=== Given records ===

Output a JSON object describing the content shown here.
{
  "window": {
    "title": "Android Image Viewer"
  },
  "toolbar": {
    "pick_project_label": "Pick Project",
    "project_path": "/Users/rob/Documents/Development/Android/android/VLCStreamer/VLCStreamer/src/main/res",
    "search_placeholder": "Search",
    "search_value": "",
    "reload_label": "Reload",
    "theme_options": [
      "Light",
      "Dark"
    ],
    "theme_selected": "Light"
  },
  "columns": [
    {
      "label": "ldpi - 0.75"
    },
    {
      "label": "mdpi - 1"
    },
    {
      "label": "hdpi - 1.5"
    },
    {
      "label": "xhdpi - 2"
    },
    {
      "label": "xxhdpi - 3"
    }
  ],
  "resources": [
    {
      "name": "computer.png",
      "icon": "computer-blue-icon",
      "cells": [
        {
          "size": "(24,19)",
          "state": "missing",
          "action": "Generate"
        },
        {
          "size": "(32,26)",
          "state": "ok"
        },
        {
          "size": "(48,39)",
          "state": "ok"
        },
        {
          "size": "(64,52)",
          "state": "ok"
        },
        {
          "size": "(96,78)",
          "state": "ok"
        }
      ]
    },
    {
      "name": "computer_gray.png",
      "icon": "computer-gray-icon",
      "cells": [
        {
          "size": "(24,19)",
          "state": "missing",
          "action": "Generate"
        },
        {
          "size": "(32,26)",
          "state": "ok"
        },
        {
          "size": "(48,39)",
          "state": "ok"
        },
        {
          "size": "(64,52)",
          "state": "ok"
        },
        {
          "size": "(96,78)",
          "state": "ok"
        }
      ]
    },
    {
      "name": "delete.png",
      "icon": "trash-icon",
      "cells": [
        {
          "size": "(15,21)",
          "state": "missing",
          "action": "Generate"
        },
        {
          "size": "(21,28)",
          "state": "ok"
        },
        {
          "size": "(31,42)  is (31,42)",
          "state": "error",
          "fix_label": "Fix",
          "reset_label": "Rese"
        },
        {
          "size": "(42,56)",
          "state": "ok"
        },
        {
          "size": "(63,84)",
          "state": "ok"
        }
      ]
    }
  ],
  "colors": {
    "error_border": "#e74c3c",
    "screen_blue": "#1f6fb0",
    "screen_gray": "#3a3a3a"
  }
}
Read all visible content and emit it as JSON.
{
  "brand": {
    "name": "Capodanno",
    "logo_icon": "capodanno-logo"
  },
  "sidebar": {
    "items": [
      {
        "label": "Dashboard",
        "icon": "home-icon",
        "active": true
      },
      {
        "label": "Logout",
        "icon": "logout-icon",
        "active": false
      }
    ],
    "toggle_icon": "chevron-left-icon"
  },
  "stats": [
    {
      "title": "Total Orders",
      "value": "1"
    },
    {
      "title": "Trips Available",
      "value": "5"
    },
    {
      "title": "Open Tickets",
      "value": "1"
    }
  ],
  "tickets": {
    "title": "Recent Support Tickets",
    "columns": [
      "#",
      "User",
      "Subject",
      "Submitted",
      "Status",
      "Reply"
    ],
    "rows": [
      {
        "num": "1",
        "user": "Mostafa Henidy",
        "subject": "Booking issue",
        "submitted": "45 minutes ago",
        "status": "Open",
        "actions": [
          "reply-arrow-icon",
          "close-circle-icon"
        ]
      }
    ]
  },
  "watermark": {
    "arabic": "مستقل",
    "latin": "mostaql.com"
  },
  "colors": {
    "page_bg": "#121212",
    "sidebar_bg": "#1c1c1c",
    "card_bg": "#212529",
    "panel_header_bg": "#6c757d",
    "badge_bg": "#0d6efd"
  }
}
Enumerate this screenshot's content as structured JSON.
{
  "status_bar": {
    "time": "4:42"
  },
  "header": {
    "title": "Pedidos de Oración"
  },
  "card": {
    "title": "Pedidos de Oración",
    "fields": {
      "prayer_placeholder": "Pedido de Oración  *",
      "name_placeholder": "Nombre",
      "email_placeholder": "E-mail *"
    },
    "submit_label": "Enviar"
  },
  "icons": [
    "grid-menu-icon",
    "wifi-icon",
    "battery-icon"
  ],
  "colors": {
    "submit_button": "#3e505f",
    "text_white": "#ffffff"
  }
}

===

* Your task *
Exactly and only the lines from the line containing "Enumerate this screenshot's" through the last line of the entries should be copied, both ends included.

* Response box *
Enumerate this screenshot's content as structured JSON.
{
  "status_bar": {
    "time": "4:42"
  },
  "header": {
    "title": "Pedidos de Oración"
  },
  "card": {
    "title": "Pedidos de Oración",
    "fields": {
      "prayer_placeholder": "Pedido de Oración  *",
      "name_placeholder": "Nombre",
      "email_placeholder": "E-mail *"
    },
    "submit_label": "Enviar"
  },
  "icons": [
    "grid-menu-icon",
    "wifi-icon",
    "battery-icon"
  ],
  "colors": {
    "submit_button": "#3e505f",
    "text_white": "#ffffff"
  }
}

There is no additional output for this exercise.